YOUR INSTRUCTIONS → Each record below needs to be set down again exactly.

SOURCE RECORDS →
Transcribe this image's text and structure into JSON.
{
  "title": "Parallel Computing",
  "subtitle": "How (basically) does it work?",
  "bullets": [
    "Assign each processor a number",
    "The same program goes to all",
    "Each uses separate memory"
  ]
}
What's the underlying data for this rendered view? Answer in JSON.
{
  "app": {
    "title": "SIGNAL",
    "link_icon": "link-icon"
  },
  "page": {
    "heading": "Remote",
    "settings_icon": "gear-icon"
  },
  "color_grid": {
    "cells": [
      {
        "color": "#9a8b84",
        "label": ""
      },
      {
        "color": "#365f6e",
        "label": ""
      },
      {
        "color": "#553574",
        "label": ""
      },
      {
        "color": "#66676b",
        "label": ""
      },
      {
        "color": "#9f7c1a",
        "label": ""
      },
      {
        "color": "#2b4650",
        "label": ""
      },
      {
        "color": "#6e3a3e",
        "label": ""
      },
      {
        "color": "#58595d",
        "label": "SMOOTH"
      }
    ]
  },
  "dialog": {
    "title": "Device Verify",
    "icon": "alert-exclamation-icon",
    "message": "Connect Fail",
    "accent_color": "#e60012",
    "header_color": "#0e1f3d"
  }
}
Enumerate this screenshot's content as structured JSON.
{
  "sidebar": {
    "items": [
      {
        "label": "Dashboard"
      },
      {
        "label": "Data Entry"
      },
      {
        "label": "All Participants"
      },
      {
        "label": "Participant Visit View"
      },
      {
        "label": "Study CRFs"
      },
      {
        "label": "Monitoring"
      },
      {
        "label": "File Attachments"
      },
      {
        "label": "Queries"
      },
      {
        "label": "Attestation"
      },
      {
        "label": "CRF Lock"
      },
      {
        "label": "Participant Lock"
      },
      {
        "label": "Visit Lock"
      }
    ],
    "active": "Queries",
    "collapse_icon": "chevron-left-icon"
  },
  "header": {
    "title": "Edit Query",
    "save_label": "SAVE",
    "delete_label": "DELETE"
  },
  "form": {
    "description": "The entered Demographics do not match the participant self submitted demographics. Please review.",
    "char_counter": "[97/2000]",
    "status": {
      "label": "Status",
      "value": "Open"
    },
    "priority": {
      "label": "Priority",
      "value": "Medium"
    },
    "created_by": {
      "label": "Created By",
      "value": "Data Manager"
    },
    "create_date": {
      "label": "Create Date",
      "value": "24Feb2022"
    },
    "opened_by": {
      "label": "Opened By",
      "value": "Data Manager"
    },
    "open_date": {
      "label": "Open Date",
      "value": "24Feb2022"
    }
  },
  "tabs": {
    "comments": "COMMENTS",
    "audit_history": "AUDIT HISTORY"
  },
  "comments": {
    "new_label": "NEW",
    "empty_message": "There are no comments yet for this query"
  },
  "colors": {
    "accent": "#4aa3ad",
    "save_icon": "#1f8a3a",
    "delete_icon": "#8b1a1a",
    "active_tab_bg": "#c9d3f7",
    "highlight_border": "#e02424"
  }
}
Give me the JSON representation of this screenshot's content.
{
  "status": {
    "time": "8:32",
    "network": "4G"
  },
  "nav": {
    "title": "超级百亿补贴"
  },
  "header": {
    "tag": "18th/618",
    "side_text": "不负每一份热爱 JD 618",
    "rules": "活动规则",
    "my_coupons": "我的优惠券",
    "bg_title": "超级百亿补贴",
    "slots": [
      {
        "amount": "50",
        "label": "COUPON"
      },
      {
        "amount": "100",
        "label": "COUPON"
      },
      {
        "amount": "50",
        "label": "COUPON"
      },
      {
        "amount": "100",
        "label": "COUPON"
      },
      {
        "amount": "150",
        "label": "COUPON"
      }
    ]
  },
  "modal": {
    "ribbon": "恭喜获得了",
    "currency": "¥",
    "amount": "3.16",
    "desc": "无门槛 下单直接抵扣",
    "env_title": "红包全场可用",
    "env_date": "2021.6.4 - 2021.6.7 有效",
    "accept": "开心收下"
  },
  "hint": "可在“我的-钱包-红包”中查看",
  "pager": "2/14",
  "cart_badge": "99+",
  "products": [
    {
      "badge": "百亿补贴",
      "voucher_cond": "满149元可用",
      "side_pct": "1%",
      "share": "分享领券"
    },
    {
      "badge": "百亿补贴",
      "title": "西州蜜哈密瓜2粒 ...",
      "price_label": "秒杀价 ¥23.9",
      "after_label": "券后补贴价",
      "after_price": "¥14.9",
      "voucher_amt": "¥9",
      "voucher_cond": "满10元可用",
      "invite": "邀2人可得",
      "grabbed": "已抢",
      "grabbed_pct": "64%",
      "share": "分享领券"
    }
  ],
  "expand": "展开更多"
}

TASK RESPONSE →
Transcribe this image's text and structure into JSON.
{
  "title": "Parallel Computing",
  "subtitle": "How (basically) does it work?",
  "bullets": [
    "Assign each processor a number",
    "The same program goes to all",
    "Each uses separate memory"
  ]
}
What's the underlying data for this rendered view? Answer in JSON.
{
  "app": {
    "title": "SIGNAL",
    "link_icon": "link-icon"
  },
  "page": {
    "heading": "Remote",
    "settings_icon": "gear-icon"
  },
  "color_grid": {
    "cells": [
      {
        "color": "#9a8b84",
        "label": ""
      },
      {
        "color": "#365f6e",
        "label": ""
      },
      {
        "color": "#553574",
        "label": ""
      },
      {
        "color": "#66676b",
        "label": ""
      },
      {
        "color": "#9f7c1a",
        "label": ""
      },
      {
        "color": "#2b4650",
        "label": ""
      },
      {
        "color": "#6e3a3e",
        "label": ""
      },
      {
        "color": "#58595d",
        "label": "SMOOTH"
      }
    ]
  },
  "dialog": {
    "title": "Device Verify",
    "icon": "alert-exclamation-icon",
    "message": "Connect Fail",
    "accent_color": "#e60012",
    "header_color": "#0e1f3d"
  }
}
Enumerate this screenshot's content as structured JSON.
{
  "sidebar": {
    "items": [
      {
        "label": "Dashboard"
      },
      {
        "label": "Data Entry"
      },
      {
        "label": "All Participants"
      },
      {
        "label": "Participant Visit View"
      },
      {
        "label": "Study CRFs"
      },
      {
        "label": "Monitoring"
      },
      {
        "label": "File Attachments"
      },
      {
        "label": "Queries"
      },
      {
        "label": "Attestation"
      },
      {
        "label": "CRF Lock"
      },
      {
        "label": "Participant Lock"
      },
      {
        "label": "Visit Lock"
      }
    ],
    "active": "Queries",
    "collapse_icon": "chevron-left-icon"
  },
  "header": {
    "title": "Edit Query",
    "save_label": "SAVE",
    "delete_label": "DELETE"
  },
  "form": {
    "description": "The entered Demographics do not match the participant self submitted demographics. Please review.",
    "char_counter": "[97/2000]",
    "status": {
      "label": "Status",
      "value": "Open"
    },
    "priority": {
      "label": "Priority",
      "value": "Medium"
    },
    "created_by": {
      "label": "Created By",
      "value": "Data Manager"
    },
    "create_date": {
      "label": "Create Date",
      "value": "24Feb2022"
    },
    "opened_by": {
      "label": "Opened By",
      "value": "Data Manager"
    },
    "open_date": {
      "label": "Open Date",
      "value": "24Feb2022"
    }
  },
  "tabs": {
    "comments": "COMMENTS",
    "audit_history": "AUDIT HISTORY"
  },
  "comments": {
    "new_label": "NEW",
    "empty_message": "There are no comments yet for this query"
  },
  "colors": {
    "accent": "#4aa3ad",
    "save_icon": "#1f8a3a",
    "delete_icon": "#8b1a1a",
    "active_tab_bg": "#c9d3f7",
    "highlight_border": "#e02424"
  }
}
Give me the JSON representation of this screenshot's content.
{
  "status": {
    "time": "8:32",
    "network": "4G"
  },
  "nav": {
    "title": "超级百亿补贴"
  },
  "header": {
    "tag": "18th/618",
    "side_text": "不负每一份热爱 JD 618",
    "rules": "活动规则",
    "my_coupons": "我的优惠券",
    "bg_title": "超级百亿补贴",
    "slots": [
      {
        "amount": "50",
        "label": "COUPON"
      },
      {
        "amount": "100",
        "label": "COUPON"
      },
      {
        "amount": "50",
        "label": "COUPON"
      },
      {
        "amount": "100",
        "label": "COUPON"
      },
      {
        "amount": "150",
        "label": "COUPON"
      }
    ]
  },
  "modal": {
    "ribbon": "恭喜获得了",
    "currency": "¥",
    "amount": "3.16",
    "desc": "无门槛 下单直接抵扣",
    "env_title": "红包全场可用",
    "env_date": "2021.6.4 - 2021.6.7 有效",
    "accept": "开心收下"
  },
  "hint": "可在“我的-钱包-红包”中查看",
  "pager": "2/14",
  "cart_badge": "99+",
  "products": [
    {
      "badge": "百亿补贴",
      "voucher_cond": "满149元可用",
      "side_pct": "1%",
      "share": "分享领券"
    },
    {
      "badge": "百亿补贴",
      "title": "西州蜜哈密瓜2粒 ...",
      "price_label": "秒杀价 ¥23.9",
      "after_label": "券后补贴价",
      "after_price": "¥14.9",
      "voucher_amt": "¥9",
      "voucher_cond": "满10元可用",
      "invite": "邀2人可得",
      "grabbed": "已抢",
      "grabbed_pct": "64%",
      "share": "分享领券"
    }
  ],
  "expand": "展开更多"
}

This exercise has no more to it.